"The dialogue is an on-going process," said Paulson. "To get results, we must build relationships, and take smaller, deliberate steps forward together to create momentum for greater change."
"Through candid discussions, we will ease, rather than increase, tensions and get to solutions and action," said the U.S. Treasure chief, who co-chaired the SED with Chinese Vice Premier Wu Yi last month.
He said both countries made notable progress on civil aviation, energy and the environment, and financial services through the dialogue.
"We announced a new air services agreement that will make it easier, cheaper, and more convenient to fly people and to ship goods between the U.S. and China," he said.
"Through the SED, we also collaborated on a series of policies to help promote energy security and protect the environment, which will affect not only our two countries but nations around the world," he added.
Paulson also emphasized the importance of the dialogue, saying the mechanism is important because both countries "must get this relationship right."

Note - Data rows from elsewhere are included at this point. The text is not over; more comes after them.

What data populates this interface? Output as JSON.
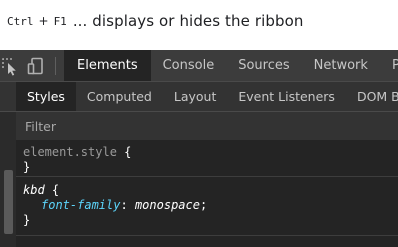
{
  "caption": {
    "key1": "Ctrl",
    "plus": "+",
    "key2": "F1",
    "text": "... displays or hides the ribbon"
  },
  "toolbar": {
    "tools": [
      {
        "icon": "inspect-element-icon"
      },
      {
        "icon": "device-toggle-icon"
      }
    ],
    "tabs": [
      {
        "label": "Elements",
        "active": true
      },
      {
        "label": "Console"
      },
      {
        "label": "Sources"
      },
      {
        "label": "Network"
      },
      {
        "label": "Perfo"
      }
    ]
  },
  "subtabs": [
    {
      "label": "Styles",
      "active": true
    },
    {
      "label": "Computed"
    },
    {
      "label": "Layout"
    },
    {
      "label": "Event Listeners"
    },
    {
      "label": "DOM Breakpoints"
    }
  ],
  "filter": {
    "placeholder": "Filter"
  },
  "rules": [
    {
      "selector": "element.style",
      "open": "{",
      "close": "}",
      "declarations": []
    },
    {
      "selector": "kbd",
      "open": "{",
      "close": "}",
      "declarations": [
        {
          "property": "font-family",
          "colon": ":",
          "value": "monospace",
          "semicolon": ";"
        }
      ]
    }
  ],
  "colors": {
    "devtools_bg": "#242424",
    "toolbar_bg": "#3c3c3c",
    "property_color": "#5cd5fb"
  }
}
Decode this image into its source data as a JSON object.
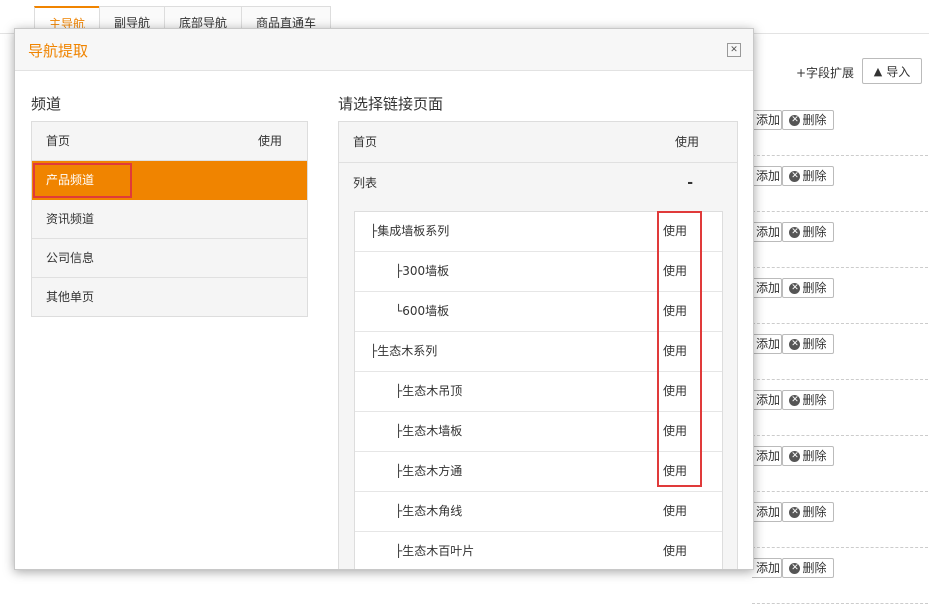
{
  "background": {
    "tabs": [
      {
        "label": "主导航",
        "active": true
      },
      {
        "label": "副导航",
        "active": false
      },
      {
        "label": "底部导航",
        "active": false
      },
      {
        "label": "商品直通车",
        "active": false
      }
    ],
    "field_ext_label": "+字段扩展",
    "import_label": "导入",
    "add_label": "添加",
    "delete_label": "删除"
  },
  "modal": {
    "title": "导航提取",
    "channel_heading": "频道",
    "page_heading": "请选择链接页面",
    "channels": [
      {
        "label": "首页",
        "use": "使用"
      },
      {
        "label": "产品频道",
        "use": ""
      },
      {
        "label": "资讯频道",
        "use": ""
      },
      {
        "label": "公司信息",
        "use": ""
      },
      {
        "label": "其他单页",
        "use": ""
      }
    ],
    "pages_top": [
      {
        "label": "首页",
        "action": "使用"
      },
      {
        "label": "列表",
        "action": "-"
      }
    ],
    "sub_pages": [
      {
        "label": "├集成墙板系列",
        "use": "使用"
      },
      {
        "label": "├300墙板",
        "use": "使用"
      },
      {
        "label": "└600墙板",
        "use": "使用"
      },
      {
        "label": "├生态木系列",
        "use": "使用"
      },
      {
        "label": "├生态木吊顶",
        "use": "使用"
      },
      {
        "label": "├生态木墙板",
        "use": "使用"
      },
      {
        "label": "├生态木方通",
        "use": "使用"
      },
      {
        "label": "├生态木角线",
        "use": "使用"
      },
      {
        "label": "├生态木百叶片",
        "use": "使用"
      }
    ]
  },
  "colors": {
    "accent": "#f08400",
    "highlight": "#e03a3a"
  }
}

"An open, honest economic relationship between our two countries is important to the future of the global economy," he said.